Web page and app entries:
--- START ---

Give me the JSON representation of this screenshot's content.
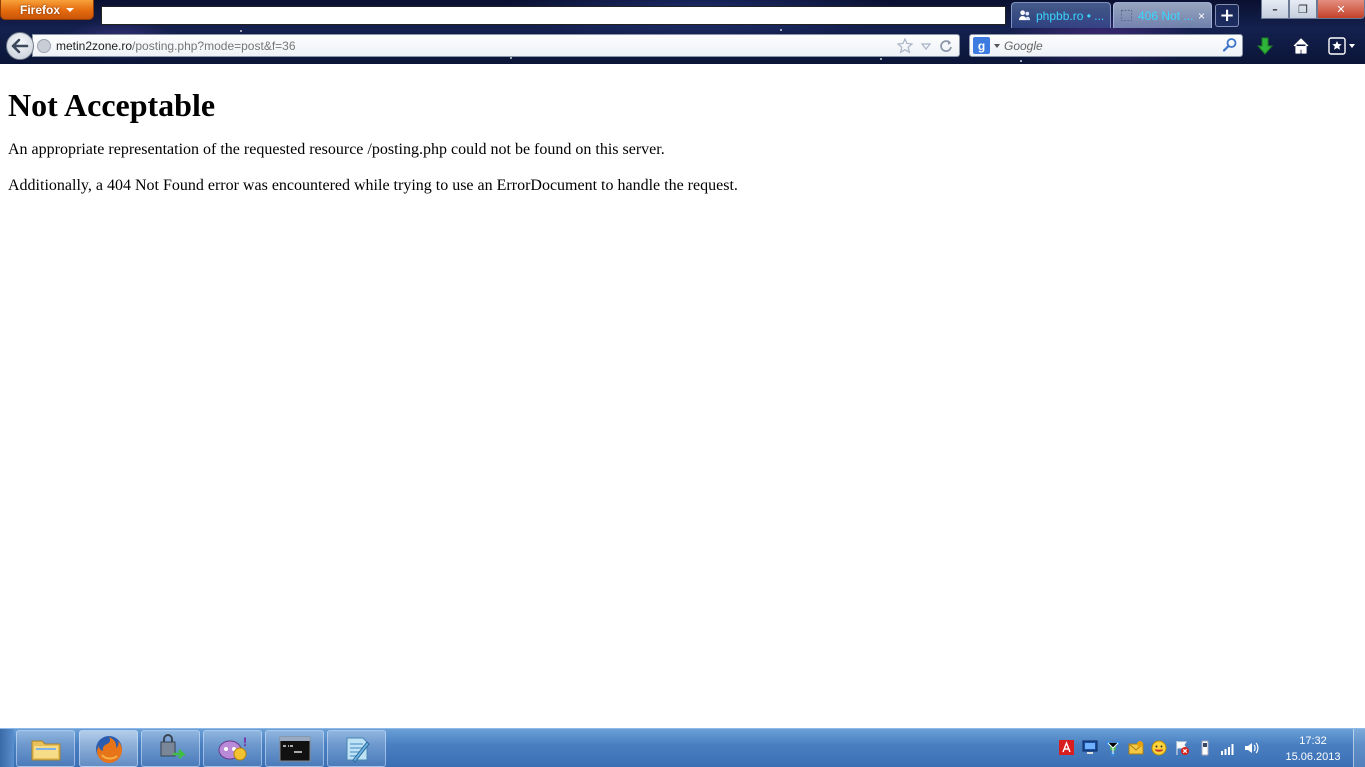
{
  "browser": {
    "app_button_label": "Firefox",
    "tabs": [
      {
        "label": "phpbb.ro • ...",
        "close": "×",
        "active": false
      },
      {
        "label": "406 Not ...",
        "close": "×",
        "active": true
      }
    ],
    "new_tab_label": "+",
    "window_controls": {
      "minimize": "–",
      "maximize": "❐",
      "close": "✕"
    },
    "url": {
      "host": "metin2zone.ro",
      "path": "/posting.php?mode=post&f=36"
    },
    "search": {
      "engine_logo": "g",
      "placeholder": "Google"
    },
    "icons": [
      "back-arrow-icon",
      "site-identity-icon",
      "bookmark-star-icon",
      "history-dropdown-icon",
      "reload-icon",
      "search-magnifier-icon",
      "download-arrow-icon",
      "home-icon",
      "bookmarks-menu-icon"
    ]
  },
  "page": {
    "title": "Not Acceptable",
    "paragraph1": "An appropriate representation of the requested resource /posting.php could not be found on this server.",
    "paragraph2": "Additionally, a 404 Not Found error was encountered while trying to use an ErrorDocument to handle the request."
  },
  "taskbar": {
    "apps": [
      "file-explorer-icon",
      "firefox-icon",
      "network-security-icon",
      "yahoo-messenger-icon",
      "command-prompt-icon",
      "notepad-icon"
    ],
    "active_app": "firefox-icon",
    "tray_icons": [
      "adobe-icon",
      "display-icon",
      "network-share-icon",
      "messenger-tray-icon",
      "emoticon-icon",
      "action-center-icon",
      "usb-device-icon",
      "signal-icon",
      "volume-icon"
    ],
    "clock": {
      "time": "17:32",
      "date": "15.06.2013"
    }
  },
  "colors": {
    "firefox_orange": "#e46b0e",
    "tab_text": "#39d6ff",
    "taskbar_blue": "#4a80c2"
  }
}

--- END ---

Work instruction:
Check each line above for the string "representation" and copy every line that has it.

Response for this exercise:
Give me the JSON representation of this screenshot's content.
    "paragraph1": "An appropriate representation of the requested resource /posting.php could not be found on this server.",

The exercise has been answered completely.